(Dataset rows describing interfaces)
+ + + + +
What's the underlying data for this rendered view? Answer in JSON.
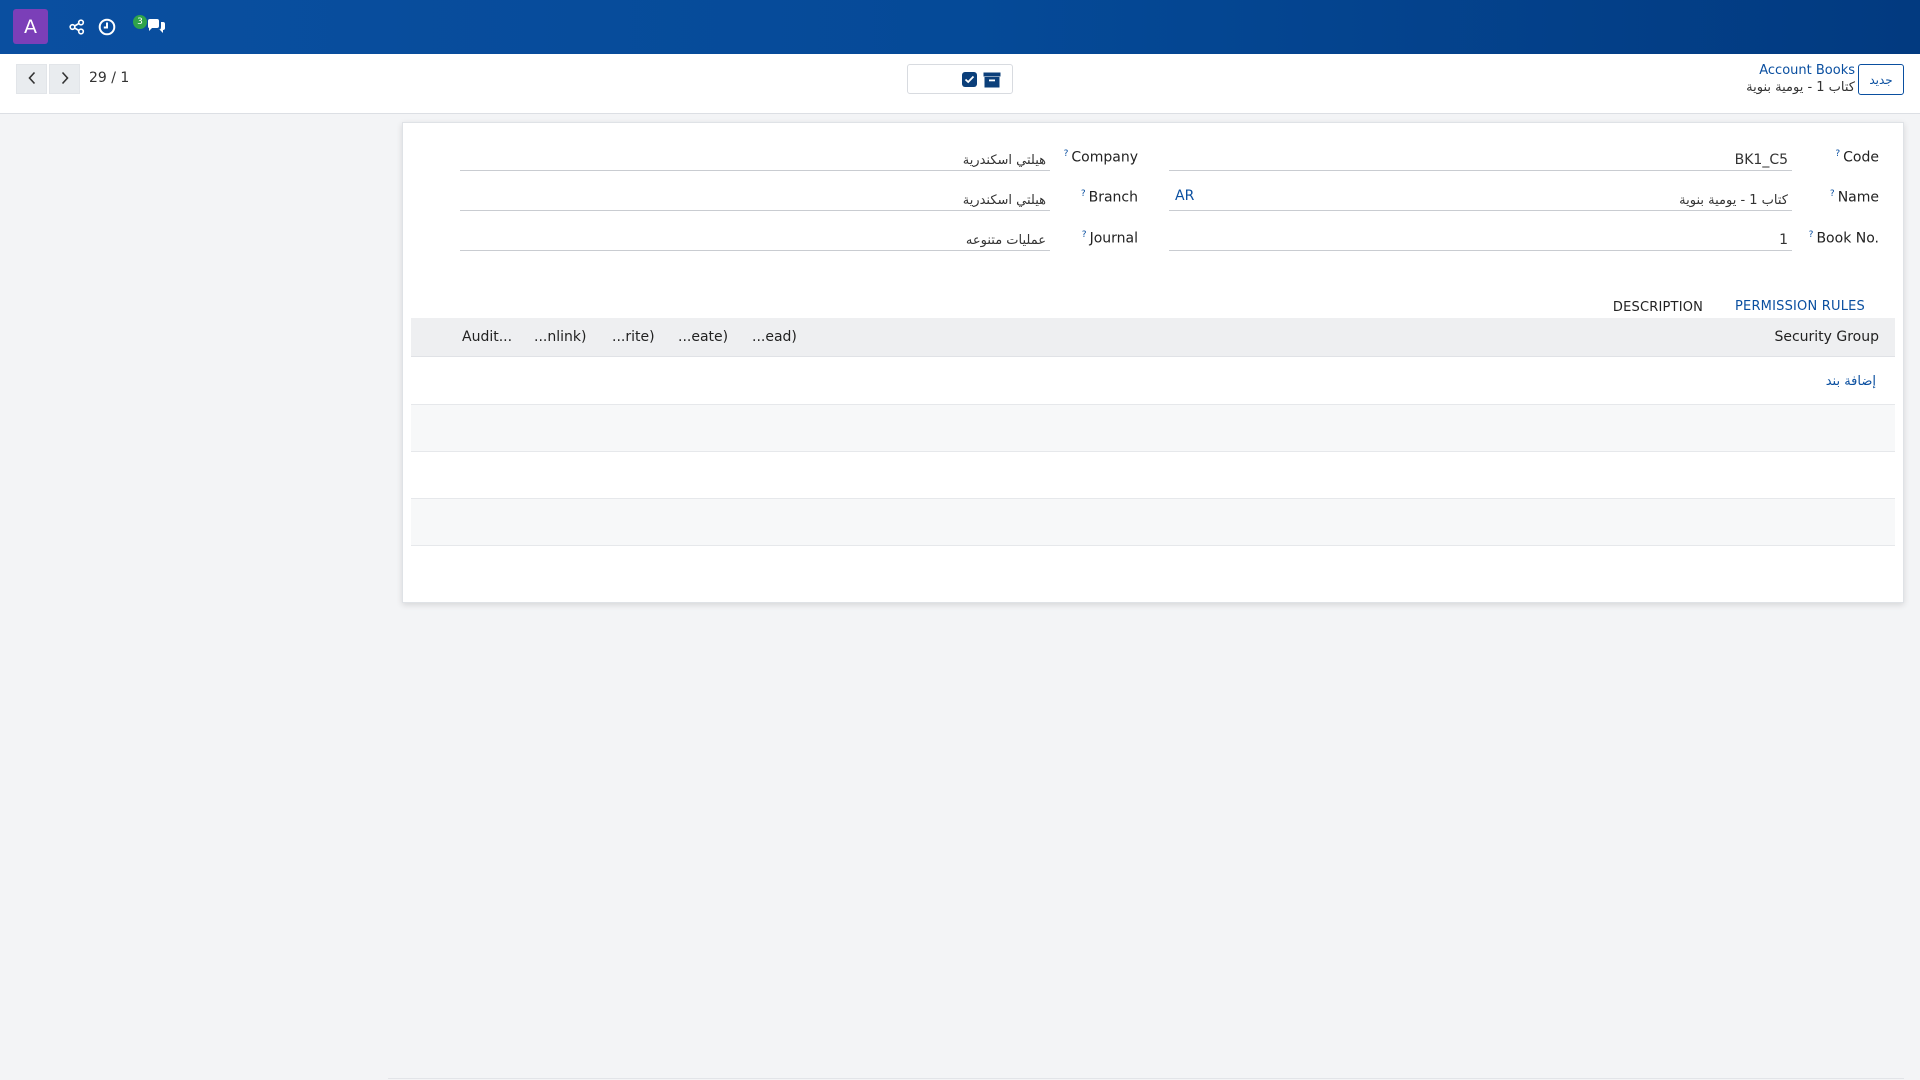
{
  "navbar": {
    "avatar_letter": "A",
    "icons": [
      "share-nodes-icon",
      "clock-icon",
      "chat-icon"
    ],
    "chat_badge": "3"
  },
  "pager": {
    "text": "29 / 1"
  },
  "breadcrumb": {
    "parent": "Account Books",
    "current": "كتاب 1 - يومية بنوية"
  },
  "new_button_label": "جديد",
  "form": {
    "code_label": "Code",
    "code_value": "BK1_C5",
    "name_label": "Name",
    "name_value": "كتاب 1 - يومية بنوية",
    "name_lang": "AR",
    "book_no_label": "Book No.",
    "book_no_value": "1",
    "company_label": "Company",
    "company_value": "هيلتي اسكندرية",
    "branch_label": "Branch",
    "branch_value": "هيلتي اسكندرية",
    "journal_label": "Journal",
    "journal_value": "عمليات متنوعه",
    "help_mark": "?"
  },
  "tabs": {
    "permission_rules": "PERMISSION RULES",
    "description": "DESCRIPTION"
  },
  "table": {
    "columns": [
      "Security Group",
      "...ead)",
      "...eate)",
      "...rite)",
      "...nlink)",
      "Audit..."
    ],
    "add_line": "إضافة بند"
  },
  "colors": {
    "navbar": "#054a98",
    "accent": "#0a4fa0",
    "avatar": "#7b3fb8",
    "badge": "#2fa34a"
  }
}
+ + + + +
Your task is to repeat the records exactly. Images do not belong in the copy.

## Exercise output
What's the underlying data for this rendered view? Answer in JSON.
{
  "navbar": {
    "avatar_letter": "A",
    "icons": [
      "share-nodes-icon",
      "clock-icon",
      "chat-icon"
    ],
    "chat_badge": "3"
  },
  "pager": {
    "text": "29 / 1"
  },
  "breadcrumb": {
    "parent": "Account Books",
    "current": "كتاب 1 - يومية بنوية"
  },
  "new_button_label": "جديد",
  "form": {
    "code_label": "Code",
    "code_value": "BK1_C5",
    "name_label": "Name",
    "name_value": "كتاب 1 - يومية بنوية",
    "name_lang": "AR",
    "book_no_label": "Book No.",
    "book_no_value": "1",
    "company_label": "Company",
    "company_value": "هيلتي اسكندرية",
    "branch_label": "Branch",
    "branch_value": "هيلتي اسكندرية",
    "journal_label": "Journal",
    "journal_value": "عمليات متنوعه",
    "help_mark": "?"
  },
  "tabs": {
    "permission_rules": "PERMISSION RULES",
    "description": "DESCRIPTION"
  },
  "table": {
    "columns": [
      "Security Group",
      "...ead)",
      "...eate)",
      "...rite)",
      "...nlink)",
      "Audit..."
    ],
    "add_line": "إضافة بند"
  },
  "colors": {
    "navbar": "#054a98",
    "accent": "#0a4fa0",
    "avatar": "#7b3fb8",
    "badge": "#2fa34a"
  }
}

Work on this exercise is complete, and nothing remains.